Items from an interface collection:
|---|

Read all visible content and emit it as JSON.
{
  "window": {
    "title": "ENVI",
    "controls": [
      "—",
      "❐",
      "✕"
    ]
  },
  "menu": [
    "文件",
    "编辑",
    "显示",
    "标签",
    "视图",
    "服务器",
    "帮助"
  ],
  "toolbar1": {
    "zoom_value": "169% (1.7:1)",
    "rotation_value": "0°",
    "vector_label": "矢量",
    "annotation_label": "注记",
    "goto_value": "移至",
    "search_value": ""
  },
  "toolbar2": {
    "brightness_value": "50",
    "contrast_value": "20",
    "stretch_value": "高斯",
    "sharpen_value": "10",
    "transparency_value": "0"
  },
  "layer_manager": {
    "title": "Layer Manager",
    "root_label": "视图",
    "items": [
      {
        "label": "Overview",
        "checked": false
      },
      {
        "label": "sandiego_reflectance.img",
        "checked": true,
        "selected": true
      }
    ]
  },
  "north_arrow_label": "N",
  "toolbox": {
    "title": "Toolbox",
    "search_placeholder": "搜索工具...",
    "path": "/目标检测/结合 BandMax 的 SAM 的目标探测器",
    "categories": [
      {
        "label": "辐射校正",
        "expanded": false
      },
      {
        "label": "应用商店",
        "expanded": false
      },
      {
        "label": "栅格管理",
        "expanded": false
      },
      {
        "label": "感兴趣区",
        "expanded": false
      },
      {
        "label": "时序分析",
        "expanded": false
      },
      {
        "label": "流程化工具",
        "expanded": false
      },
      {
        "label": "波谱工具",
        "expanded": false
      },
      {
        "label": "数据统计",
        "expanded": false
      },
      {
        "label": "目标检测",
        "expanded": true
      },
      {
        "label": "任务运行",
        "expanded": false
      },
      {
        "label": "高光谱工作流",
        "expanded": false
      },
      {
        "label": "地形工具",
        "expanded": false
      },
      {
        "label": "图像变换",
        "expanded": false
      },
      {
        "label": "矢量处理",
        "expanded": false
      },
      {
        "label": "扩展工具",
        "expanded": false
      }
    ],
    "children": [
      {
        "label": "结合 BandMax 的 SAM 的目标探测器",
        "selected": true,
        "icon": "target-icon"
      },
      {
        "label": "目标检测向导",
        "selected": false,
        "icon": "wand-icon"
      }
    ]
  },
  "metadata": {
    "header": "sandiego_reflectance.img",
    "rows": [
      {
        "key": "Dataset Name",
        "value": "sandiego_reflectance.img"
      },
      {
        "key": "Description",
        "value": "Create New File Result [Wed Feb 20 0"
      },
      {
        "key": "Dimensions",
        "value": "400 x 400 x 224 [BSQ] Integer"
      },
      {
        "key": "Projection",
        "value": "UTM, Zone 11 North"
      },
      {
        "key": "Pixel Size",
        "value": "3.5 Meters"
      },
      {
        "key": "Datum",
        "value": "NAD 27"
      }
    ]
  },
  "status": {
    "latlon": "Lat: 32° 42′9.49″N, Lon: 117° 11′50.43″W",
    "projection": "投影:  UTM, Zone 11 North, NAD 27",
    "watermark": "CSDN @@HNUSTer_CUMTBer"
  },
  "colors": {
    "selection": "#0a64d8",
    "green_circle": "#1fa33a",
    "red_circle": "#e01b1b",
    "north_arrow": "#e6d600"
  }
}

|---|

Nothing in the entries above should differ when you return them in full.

Response to the task:
Read all visible content and emit it as JSON.
{
  "window": {
    "title": "ENVI",
    "controls": [
      "—",
      "❐",
      "✕"
    ]
  },
  "menu": [
    "文件",
    "编辑",
    "显示",
    "标签",
    "视图",
    "服务器",
    "帮助"
  ],
  "toolbar1": {
    "zoom_value": "169% (1.7:1)",
    "rotation_value": "0°",
    "vector_label": "矢量",
    "annotation_label": "注记",
    "goto_value": "移至",
    "search_value": ""
  },
  "toolbar2": {
    "brightness_value": "50",
    "contrast_value": "20",
    "stretch_value": "高斯",
    "sharpen_value": "10",
    "transparency_value": "0"
  },
  "layer_manager": {
    "title": "Layer Manager",
    "root_label": "视图",
    "items": [
      {
        "label": "Overview",
        "checked": false
      },
      {
        "label": "sandiego_reflectance.img",
        "checked": true,
        "selected": true
      }
    ]
  },
  "north_arrow_label": "N",
  "toolbox": {
    "title": "Toolbox",
    "search_placeholder": "搜索工具...",
    "path": "/目标检测/结合 BandMax 的 SAM 的目标探测器",
    "categories": [
      {
        "label": "辐射校正",
        "expanded": false
      },
      {
        "label": "应用商店",
        "expanded": false
      },
      {
        "label": "栅格管理",
        "expanded": false
      },
      {
        "label": "感兴趣区",
        "expanded": false
      },
      {
        "label": "时序分析",
        "expanded": false
      },
      {
        "label": "流程化工具",
        "expanded": false
      },
      {
        "label": "波谱工具",
        "expanded": false
      },
      {
        "label": "数据统计",
        "expanded": false
      },
      {
        "label": "目标检测",
        "expanded": true
      },
      {
        "label": "任务运行",
        "expanded": false
      },
      {
        "label": "高光谱工作流",
        "expanded": false
      },
      {
        "label": "地形工具",
        "expanded": false
      },
      {
        "label": "图像变换",
        "expanded": false
      },
      {
        "label": "矢量处理",
        "expanded": false
      },
      {
        "label": "扩展工具",
        "expanded": false
      }
    ],
    "children": [
      {
        "label": "结合 BandMax 的 SAM 的目标探测器",
        "selected": true,
        "icon": "target-icon"
      },
      {
        "label": "目标检测向导",
        "selected": false,
        "icon": "wand-icon"
      }
    ]
  },
  "metadata": {
    "header": "sandiego_reflectance.img",
    "rows": [
      {
        "key": "Dataset Name",
        "value": "sandiego_reflectance.img"
      },
      {
        "key": "Description",
        "value": "Create New File Result [Wed Feb 20 0"
      },
      {
        "key": "Dimensions",
        "value": "400 x 400 x 224 [BSQ] Integer"
      },
      {
        "key": "Projection",
        "value": "UTM, Zone 11 North"
      },
      {
        "key": "Pixel Size",
        "value": "3.5 Meters"
      },
      {
        "key": "Datum",
        "value": "NAD 27"
      }
    ]
  },
  "status": {
    "latlon": "Lat: 32° 42′9.49″N, Lon: 117° 11′50.43″W",
    "projection": "投影:  UTM, Zone 11 North, NAD 27",
    "watermark": "CSDN @@HNUSTer_CUMTBer"
  },
  "colors": {
    "selection": "#0a64d8",
    "green_circle": "#1fa33a",
    "red_circle": "#e01b1b",
    "north_arrow": "#e6d600"
  }
}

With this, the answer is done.